An examination of the city's quarterly reports revealed that Detroit channeled its NSP funds towards two primary endeavors: the rehabilitation of aging homes and the removal of severely dilapidated structures. Of the 38 initiatives, 31 were focused on the restoration of deteriorating housing units, and seven pertained to new construction. Rehabilitation utilized nearly half of the funds, with demolitions covering an additional 20%. The funding distribution underscores Detroit's balanced approach in preserving its architectural legacy while at the same time supporting new development opportunities.

The project also included an examination of the NSP impact on average home sales prices, foreclosures, and foreclosure rates in the treated areas compared to similar untreated neighborhoods. The treated neighborhoods were carefully chosen based on several criteria. First, they had high foreclosure risks as identified by the Department of Housing and Urban Development (HUD). This meant that many homes with subprime loans were located in these areas and were more likely to face foreclosure. Second, the treated areas experienced a surge in actual foreclosures during 2006-2007. The city also selected areas aligning with Detroit's broader redevelopment plans, those areas already seeing investments, and areas where the majority of residents earned below 120% of the city's median income. The research methodology mirrored an experimental approach. Using available data, the researchers identified treated and control neighborhoods that were very similar before the NSP came into play.
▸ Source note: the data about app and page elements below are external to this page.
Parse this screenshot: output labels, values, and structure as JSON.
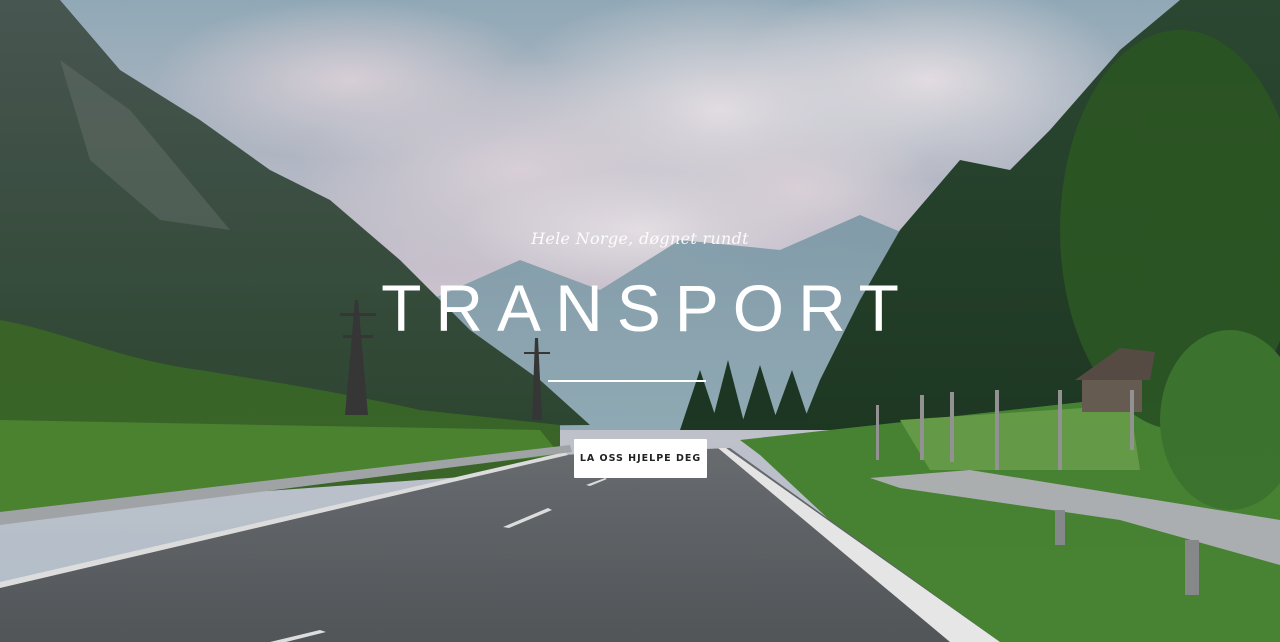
{
  "hero": {
    "tagline": "Hele Norge, døgnet rundt",
    "title": "TRANSPORT",
    "cta_label": "LA OSS HJELPE DEG",
    "background": "photo-road-through-mountain-valley"
  },
  "colors": {
    "text": "#ffffff",
    "button_bg": "#ffffff",
    "button_text": "#222222"
  }
}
The goal of this approach was to make the findings as close to what one would get from a controlled experiment.

Overall, the findings show the NSP achieved its core goal of slowing further deterioration in Detroit's hardest hit communities; however, the analysis did not find evidence that the NSP stimulated broader revitalization. With regard to housing prices, the results indicate that while the NSP did not trigger increases, it likely prevented steeper declines in treated areas relative to neighborhood that did not receive NSP funds. The program helped to stabilize downward price trajectories, especially for neighborhoods selected in the second round. However, the program impacts on foreclosures were negligible - the NSP maintained balance with untreated areas but did not significantly reduce foreclosure rates.
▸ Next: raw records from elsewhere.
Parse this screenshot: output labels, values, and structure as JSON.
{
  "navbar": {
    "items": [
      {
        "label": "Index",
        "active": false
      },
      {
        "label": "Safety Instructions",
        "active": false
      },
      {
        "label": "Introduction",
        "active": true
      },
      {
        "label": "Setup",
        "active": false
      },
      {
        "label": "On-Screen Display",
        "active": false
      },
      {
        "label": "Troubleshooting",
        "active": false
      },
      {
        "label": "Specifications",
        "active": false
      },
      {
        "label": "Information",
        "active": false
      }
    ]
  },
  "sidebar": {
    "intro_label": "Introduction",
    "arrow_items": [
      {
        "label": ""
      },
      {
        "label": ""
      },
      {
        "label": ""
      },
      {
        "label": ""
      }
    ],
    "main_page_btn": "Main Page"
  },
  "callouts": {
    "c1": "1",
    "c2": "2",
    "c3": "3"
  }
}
According to the authors, the limited impact of the NSP is a reflection of the sheer magnitude of Detroit’s economic and housing challenges. The NSP’s stabilizing influence amid structural decline constitutes a policy achievement. However, generating pronounced renewal would require interventions beyond the program's scope.

While the NSP has concluded, lessons from this study inform ongoing revitalization efforts in Detroit. As the city directs resources towards combating urban blight, evidence on the NSP's localized effects can be used to shape future investments. More broadly, the research highlights that alleviating neighborhood distress is crucial, but achieving equitable redevelopment demands a more comprehensive approach.

The authors note that their current work extends this analysis to examine potential demographic shifts in NSP areas and assess potential spillovers effects on nearby property values. Additionally, with newly obtained data on rehabilitation sites, they plan to evaluate impacts within localized buffers around NSP areas. They emphasize that continuous, data-driven inquiry is imperative as cities implement and refine place-based revitalization policies.